The Provincial Administrative Court in Gdańsk, ruled on March 16, 2015 (I SA/Po 1630/15) that the revenue generated by the merger of companies when the merger lacks economic justification as referred to in Article 10 Section 4 of the CIT Act, is subject to taxation, on the level of the surviving company, pursuant to general tax principles.
A limited liability company (“Company”) applied for an individual tax ruling concerning its corporate income tax (CIT) liabilities. The Company stated that it would become a partner in a joint-stock limited partnership that will be merged into the Company. Before the merger the joint-stock limited partnership would be transformed into a limited liability company. In view of the fact that on the date of the merger the Company would hold 100% of shares in a share capital of the limited liability company, the merger would be conducted without increasing the share capital of the Company. Further to the planned restructuring, the Company inquired whether, in a situation in which the said restructuring is not conducted for economic reasons, the Company would generate income from participation in the profits of legal persons. The Company expected confirmation that if it was found that the merger was not conducted for justified economic reasons, the Company would generate income from participation in the profits of legal persons as referred to in Article 10 Section 1 of the CIT Act and, in consequence, the said income could be subject to the income tax exemption based on the principles as provided for Article 22 Sections 4-4b of the CIT Act.
Both the Head of the Tax Chamber and the Provincial Administrative Court ruled that the generated income upon merger should not be deemed to be income under Article 10 Section 1 of the CIT Act, but the income should be subject to taxation pursuant to general tax principles. Due to the fact that the income would be related to the acquisition of a company, it cannot be treated as payment referred under Article 22 Section 1 of the CIT Act. By the same token, the exemption under Article 22 Section 4 of the CIT Act would not apply. Consequently, the income of a parent company in relation to the takeover of the assets of a limited liability company would not be subject to a CIT exemption on the principles specified in Article 22 Sections 4-4b of the CIT Act.

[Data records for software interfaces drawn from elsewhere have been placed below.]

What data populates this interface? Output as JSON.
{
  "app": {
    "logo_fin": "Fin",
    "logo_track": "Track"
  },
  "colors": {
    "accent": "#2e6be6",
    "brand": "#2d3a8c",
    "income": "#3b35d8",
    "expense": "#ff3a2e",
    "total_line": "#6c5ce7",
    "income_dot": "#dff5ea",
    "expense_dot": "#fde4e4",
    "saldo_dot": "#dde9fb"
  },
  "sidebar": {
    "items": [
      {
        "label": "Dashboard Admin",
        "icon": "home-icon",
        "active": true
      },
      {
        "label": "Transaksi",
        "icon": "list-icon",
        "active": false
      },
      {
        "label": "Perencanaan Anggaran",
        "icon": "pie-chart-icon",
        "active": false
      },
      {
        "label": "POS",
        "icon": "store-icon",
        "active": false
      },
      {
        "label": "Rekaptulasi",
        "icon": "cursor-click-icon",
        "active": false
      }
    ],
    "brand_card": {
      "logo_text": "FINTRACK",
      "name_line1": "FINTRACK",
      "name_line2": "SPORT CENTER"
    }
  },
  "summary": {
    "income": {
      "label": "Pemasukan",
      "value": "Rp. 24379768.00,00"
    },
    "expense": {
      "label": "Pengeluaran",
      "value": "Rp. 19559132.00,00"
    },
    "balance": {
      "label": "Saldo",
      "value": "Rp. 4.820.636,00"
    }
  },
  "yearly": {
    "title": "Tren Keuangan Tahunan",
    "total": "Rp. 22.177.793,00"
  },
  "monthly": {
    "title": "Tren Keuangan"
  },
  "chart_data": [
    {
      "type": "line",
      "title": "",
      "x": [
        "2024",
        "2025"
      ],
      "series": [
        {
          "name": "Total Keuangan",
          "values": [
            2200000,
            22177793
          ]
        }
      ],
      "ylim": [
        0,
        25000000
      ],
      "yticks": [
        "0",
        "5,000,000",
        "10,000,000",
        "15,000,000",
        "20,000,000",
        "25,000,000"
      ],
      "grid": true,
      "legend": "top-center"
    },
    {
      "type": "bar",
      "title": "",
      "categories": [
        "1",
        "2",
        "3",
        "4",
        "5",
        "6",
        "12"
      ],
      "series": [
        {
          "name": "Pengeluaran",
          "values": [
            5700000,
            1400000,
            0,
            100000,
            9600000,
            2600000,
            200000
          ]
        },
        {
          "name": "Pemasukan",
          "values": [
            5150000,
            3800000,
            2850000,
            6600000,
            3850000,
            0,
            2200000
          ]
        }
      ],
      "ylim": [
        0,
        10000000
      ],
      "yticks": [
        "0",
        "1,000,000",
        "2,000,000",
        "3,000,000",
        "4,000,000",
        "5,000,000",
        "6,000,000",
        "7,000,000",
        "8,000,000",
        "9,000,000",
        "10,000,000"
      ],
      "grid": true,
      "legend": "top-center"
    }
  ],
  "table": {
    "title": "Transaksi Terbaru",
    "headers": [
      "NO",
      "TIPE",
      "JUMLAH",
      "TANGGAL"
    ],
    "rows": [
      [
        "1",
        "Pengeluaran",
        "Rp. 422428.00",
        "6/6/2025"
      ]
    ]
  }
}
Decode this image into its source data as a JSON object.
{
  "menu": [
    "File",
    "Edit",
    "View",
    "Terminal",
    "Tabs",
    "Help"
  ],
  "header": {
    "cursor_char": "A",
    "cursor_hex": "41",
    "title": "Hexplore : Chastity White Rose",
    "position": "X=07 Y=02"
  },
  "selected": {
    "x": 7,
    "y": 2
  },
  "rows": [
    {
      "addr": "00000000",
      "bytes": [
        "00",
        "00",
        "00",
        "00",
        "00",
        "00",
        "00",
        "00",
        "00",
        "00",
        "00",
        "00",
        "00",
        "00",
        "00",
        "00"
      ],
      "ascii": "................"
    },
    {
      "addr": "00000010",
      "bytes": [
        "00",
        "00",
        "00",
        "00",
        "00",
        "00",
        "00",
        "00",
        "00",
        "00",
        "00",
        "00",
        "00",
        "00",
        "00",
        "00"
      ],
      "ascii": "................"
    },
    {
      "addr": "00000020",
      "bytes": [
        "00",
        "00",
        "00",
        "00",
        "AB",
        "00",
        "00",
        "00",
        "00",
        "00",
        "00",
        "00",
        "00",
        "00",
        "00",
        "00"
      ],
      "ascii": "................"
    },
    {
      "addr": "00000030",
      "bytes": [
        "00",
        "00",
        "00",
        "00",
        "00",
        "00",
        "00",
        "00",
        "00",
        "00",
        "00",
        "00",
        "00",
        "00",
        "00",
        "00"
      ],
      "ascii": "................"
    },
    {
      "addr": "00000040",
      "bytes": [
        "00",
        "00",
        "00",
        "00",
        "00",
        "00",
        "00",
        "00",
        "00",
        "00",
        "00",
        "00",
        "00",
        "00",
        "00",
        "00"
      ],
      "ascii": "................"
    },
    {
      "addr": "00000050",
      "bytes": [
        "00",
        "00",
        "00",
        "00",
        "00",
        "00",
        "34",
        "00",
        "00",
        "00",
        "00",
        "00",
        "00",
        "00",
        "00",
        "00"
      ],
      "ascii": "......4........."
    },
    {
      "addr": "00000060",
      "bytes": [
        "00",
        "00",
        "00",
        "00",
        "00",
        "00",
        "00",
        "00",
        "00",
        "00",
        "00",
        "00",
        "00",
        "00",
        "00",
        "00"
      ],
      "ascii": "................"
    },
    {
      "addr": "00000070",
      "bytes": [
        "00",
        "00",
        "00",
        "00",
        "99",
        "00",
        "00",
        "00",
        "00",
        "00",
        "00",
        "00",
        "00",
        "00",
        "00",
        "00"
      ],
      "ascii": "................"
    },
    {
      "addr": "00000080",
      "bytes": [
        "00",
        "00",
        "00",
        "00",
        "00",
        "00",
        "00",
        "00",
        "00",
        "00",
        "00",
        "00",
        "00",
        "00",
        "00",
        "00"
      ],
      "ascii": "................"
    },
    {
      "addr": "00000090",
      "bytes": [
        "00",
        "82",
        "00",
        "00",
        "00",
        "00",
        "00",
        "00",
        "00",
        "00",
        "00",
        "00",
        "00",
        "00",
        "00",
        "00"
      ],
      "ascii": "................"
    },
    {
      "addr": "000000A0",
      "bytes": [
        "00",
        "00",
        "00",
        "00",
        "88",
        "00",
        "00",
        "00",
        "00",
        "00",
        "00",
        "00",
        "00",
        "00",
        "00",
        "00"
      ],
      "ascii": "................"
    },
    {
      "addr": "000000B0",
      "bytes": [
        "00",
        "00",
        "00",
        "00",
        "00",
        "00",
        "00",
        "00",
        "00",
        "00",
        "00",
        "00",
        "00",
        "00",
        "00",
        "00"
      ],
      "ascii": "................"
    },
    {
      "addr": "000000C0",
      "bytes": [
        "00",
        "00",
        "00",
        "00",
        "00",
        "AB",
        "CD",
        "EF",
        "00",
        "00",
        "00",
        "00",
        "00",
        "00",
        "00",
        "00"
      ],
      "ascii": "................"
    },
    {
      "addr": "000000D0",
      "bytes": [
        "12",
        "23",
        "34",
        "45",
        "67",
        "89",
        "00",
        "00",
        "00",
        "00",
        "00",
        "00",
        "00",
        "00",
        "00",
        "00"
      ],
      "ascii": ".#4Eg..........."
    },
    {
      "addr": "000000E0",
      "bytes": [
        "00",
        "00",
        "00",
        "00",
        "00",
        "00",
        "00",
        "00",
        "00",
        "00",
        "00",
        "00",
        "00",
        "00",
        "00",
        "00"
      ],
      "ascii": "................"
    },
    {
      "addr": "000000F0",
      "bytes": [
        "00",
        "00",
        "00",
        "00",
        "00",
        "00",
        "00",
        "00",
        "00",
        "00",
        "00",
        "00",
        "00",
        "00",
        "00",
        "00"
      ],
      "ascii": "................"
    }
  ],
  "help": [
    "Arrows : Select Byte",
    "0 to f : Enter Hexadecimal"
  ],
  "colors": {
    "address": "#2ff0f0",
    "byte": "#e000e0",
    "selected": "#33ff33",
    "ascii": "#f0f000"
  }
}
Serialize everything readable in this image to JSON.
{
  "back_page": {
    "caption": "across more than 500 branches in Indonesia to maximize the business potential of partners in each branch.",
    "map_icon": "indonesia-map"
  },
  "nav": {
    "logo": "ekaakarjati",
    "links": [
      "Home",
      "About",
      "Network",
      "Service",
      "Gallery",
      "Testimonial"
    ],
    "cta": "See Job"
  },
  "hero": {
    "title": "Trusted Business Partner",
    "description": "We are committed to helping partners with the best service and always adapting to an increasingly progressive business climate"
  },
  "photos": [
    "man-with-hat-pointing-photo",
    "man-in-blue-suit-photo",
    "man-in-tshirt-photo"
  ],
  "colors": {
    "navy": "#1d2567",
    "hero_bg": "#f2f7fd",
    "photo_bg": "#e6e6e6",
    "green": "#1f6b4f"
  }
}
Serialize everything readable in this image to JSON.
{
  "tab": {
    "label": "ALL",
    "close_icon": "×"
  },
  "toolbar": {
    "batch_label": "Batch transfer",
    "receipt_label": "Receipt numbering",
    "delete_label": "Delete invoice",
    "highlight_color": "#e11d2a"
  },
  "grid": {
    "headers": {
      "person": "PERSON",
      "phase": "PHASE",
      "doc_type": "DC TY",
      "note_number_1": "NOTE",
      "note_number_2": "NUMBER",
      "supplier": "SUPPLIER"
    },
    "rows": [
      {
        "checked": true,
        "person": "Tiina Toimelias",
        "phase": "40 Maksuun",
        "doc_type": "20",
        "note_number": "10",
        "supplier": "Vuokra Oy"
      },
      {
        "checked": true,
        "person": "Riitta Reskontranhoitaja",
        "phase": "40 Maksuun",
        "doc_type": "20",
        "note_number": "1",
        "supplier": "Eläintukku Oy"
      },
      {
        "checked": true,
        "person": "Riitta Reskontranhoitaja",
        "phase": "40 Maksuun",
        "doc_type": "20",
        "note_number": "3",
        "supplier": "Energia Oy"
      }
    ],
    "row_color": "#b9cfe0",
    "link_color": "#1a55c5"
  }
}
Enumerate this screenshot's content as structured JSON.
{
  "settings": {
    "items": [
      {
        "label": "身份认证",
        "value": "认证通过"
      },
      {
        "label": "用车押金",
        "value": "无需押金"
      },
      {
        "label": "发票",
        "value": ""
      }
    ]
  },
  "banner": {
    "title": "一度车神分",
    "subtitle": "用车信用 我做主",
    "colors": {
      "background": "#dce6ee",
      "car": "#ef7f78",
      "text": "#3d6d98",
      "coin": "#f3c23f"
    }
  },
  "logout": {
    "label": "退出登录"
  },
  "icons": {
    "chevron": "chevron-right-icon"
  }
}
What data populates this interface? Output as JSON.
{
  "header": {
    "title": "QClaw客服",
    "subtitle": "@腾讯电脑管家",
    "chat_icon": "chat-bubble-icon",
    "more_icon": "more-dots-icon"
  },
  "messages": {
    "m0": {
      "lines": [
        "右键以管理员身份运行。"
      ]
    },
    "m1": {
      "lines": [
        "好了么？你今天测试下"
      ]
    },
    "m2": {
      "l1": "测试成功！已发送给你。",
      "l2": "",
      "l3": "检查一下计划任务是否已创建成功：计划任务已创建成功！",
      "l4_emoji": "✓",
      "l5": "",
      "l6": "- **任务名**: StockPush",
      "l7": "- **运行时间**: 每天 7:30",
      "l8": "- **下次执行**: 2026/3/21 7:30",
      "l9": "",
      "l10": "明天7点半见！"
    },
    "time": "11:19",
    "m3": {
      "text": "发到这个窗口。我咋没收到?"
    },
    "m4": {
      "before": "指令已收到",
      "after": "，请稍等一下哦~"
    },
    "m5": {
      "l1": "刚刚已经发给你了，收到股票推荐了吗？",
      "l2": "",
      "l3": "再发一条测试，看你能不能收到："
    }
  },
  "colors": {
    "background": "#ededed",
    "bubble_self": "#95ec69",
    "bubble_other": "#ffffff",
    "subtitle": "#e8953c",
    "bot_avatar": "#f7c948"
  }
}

Thus far, the problem of economic justifiability of a merger has not been the object of too many court rulings. In practice, the stance favoured to date in respect of upstream mergers was that, if a surviving company being a shareholder in a target company for a minimum period of 2 years, the possible income which could be generated in connection with the merger should be subject to tax exemption as provided for in Article 22 Sections 4-4b of the CIT Act. The stance confirmed by the commented court ruling indicates that there is a risk that the tax authorities may in future question the above approach. If a merger is considered, it is highly advisable to carry out a detailed analysis, including its evidenced economic justification, in order to eliminate this negative interpretation.